Had this thought because of the hot weather we are having where I live. I needed to get it out there lol.

Mrs Chen makes an appearance since it’s rare that people draw her and I honestly tried to pit her in some how 😂😂😂😂

I know that I forgot to give Eddie his tattoo so sorry about that but it slipped my mind 😂😂😂

Enjoy 😊

reminder to be fucking kind to kids, it does not matter whether you are a kid person or not, always be fucking kind to a child. They bump into you? smile and say ‘sorry hon’, they’re knocking your seat? Just ask them kindly to stop!!! You don’t have to be a dick to kids!! Children are still growing and rationalising the world around them, if you are a dick to kids, they don’t understand that you’ve had a tough day, they don’t understand that you’ve just been yelled at by your boss, all they understand is that they are a problem, they’ve done something wrong. In their minds adults are the authority, we are the people they look up to, they think we’ve got everything together. You yell at them and they internalise that shit!! They go about their day all bubbly then stop in the middle of joking with friends, remember you yelling at them and go off in a corner and cry. Don’t be a dick to kids, you don’t have to like them but fucking tolerate them and be decent.

kids, the animal world & gender

This morning, my 5yo asked us if his new boy-kitten would grow up to be a daddy cat. We said that no, he wouldn’t, and were about to explain that this is because the kitten is desexed when my son said, “Oh, that’s right - because if you don’t grow up to be a mummy or a daddy, then you’re not a boy or a girl, you’re just a person!”

It turns out, he’s been lowkey assuming that there are three grown-up genders: mummy, daddy, and adult, such that anyone who isn’t a parent is, in some sense, nonbinary. We explained that, while he’s right in thinking there are people who aren’t boys or girls, your adult gender isn’t determined by whether or not you have a kid, and used examples of people we know as proof. He accepted this with a nod, then went off to play with the kitten, 

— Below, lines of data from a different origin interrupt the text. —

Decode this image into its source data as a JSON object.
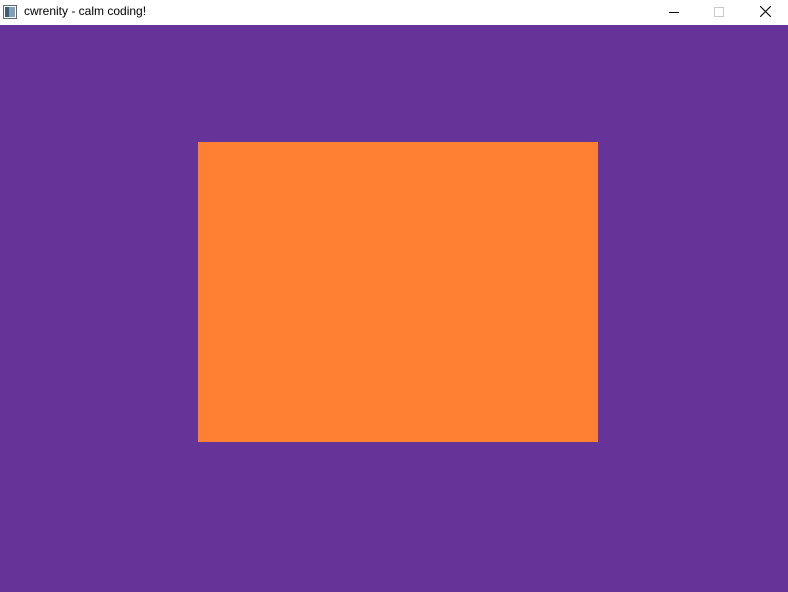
{
  "window": {
    "title": "cwrenity - calm coding!",
    "icon": "app-window-icon",
    "controls": {
      "minimize_icon": "minimize-icon",
      "maximize_icon": "maximize-icon",
      "close_icon": "close-icon"
    }
  },
  "canvas": {
    "background_color": "#663399",
    "rectangle_color": "#ff7f33"
  }
}
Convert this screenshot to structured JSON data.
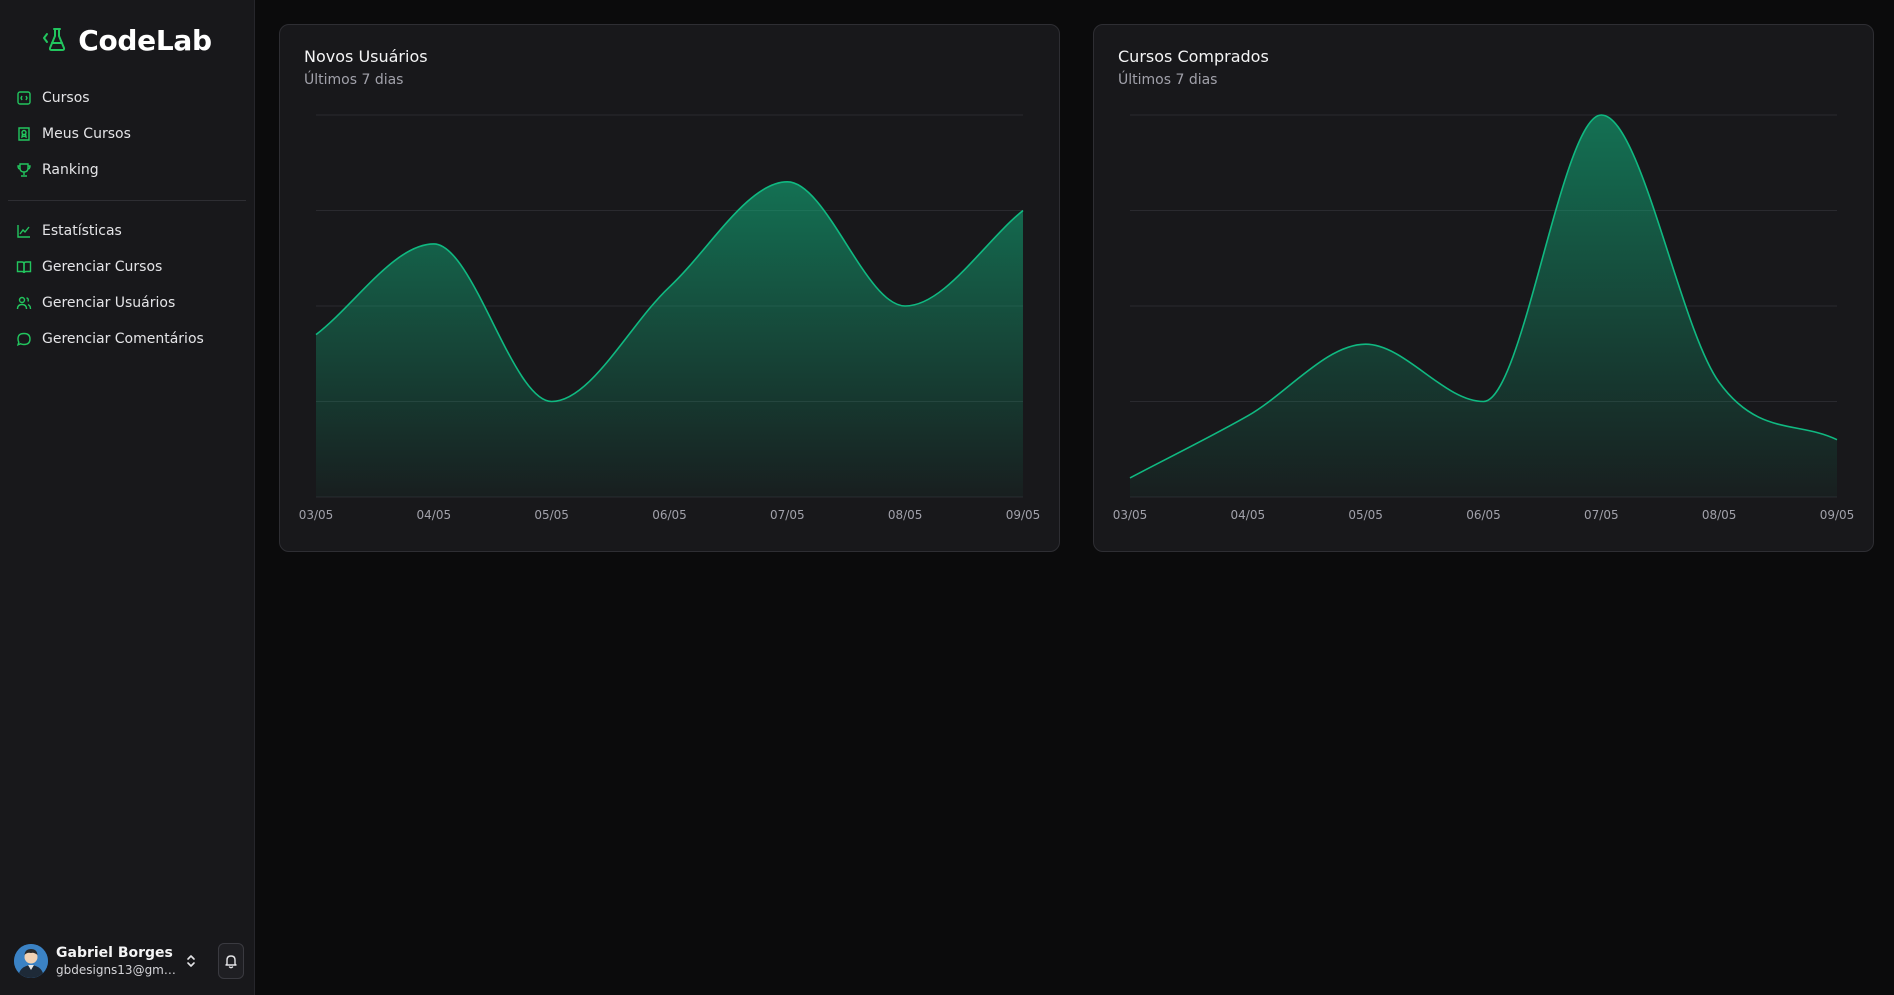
{
  "brand": {
    "name": "CodeLab",
    "accent": "#22c55e"
  },
  "nav": {
    "primary": [
      {
        "label": "Cursos",
        "icon": "course-icon"
      },
      {
        "label": "Meus Cursos",
        "icon": "book-badge-icon"
      },
      {
        "label": "Ranking",
        "icon": "trophy-icon"
      }
    ],
    "admin": [
      {
        "label": "Estatísticas",
        "icon": "chart-icon"
      },
      {
        "label": "Gerenciar Cursos",
        "icon": "open-book-icon"
      },
      {
        "label": "Gerenciar Usuários",
        "icon": "users-icon"
      },
      {
        "label": "Gerenciar Comentários",
        "icon": "comment-icon"
      }
    ]
  },
  "user": {
    "name": "Gabriel Borges",
    "email": "gbdesigns13@gma..."
  },
  "cards": [
    {
      "title": "Novos Usuários",
      "subtitle": "Últimos 7 dias"
    },
    {
      "title": "Cursos Comprados",
      "subtitle": "Últimos 7 dias"
    }
  ],
  "chart_data": [
    {
      "type": "area",
      "title": "Novos Usuários",
      "subtitle": "Últimos 7 dias",
      "categories": [
        "03/05",
        "04/05",
        "05/05",
        "06/05",
        "07/05",
        "08/05",
        "09/05"
      ],
      "values": [
        1.7,
        2.65,
        1.0,
        2.2,
        3.3,
        2.0,
        3.0
      ],
      "ylim": [
        0,
        4
      ],
      "grid": "horizontal",
      "color": "#10b981"
    },
    {
      "type": "area",
      "title": "Cursos Comprados",
      "subtitle": "Últimos 7 dias",
      "categories": [
        "03/05",
        "04/05",
        "05/05",
        "06/05",
        "07/05",
        "08/05",
        "09/05"
      ],
      "values": [
        0.2,
        0.85,
        1.6,
        1.0,
        4.0,
        1.2,
        0.6
      ],
      "ylim": [
        0,
        4
      ],
      "grid": "horizontal",
      "color": "#10b981"
    }
  ]
}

We had a related conversation at bedtime last week, when the “story” he’d chosen was a book of facts about Australian animals. One of the entries we read was about the barramundi fish, which are all male as babies and only turn female during spawning season. This prompted him to ask if human boys could turn into girls, too, and while he was a bit too sleepy for a detailed conversation, I said something along the lines of, “yes, there are some people who look like boys when they’re little, but who realise they’re girls and change when they get older.” He accepted that, too, and then we read another entry about a particular type of bat.

These are only two small examples, but it’s endlessly fascinating to me to watch how kids are trying to figure out what gender is and what it means from the world around them. There have been times when my son has come home saying that pink is for girls, because that’s what he heard at school, and so we have a conversation about how colours are for everyone. The point is not only that children absorb what’s going on around them and try to process it through an individual lens, but that how adults answer their questions plays a massive role in comprehension, too. Don’t tell kids they’re silly for asking these sorts of questions or act as if the truth is obvious: they’re not, and it really isn’t.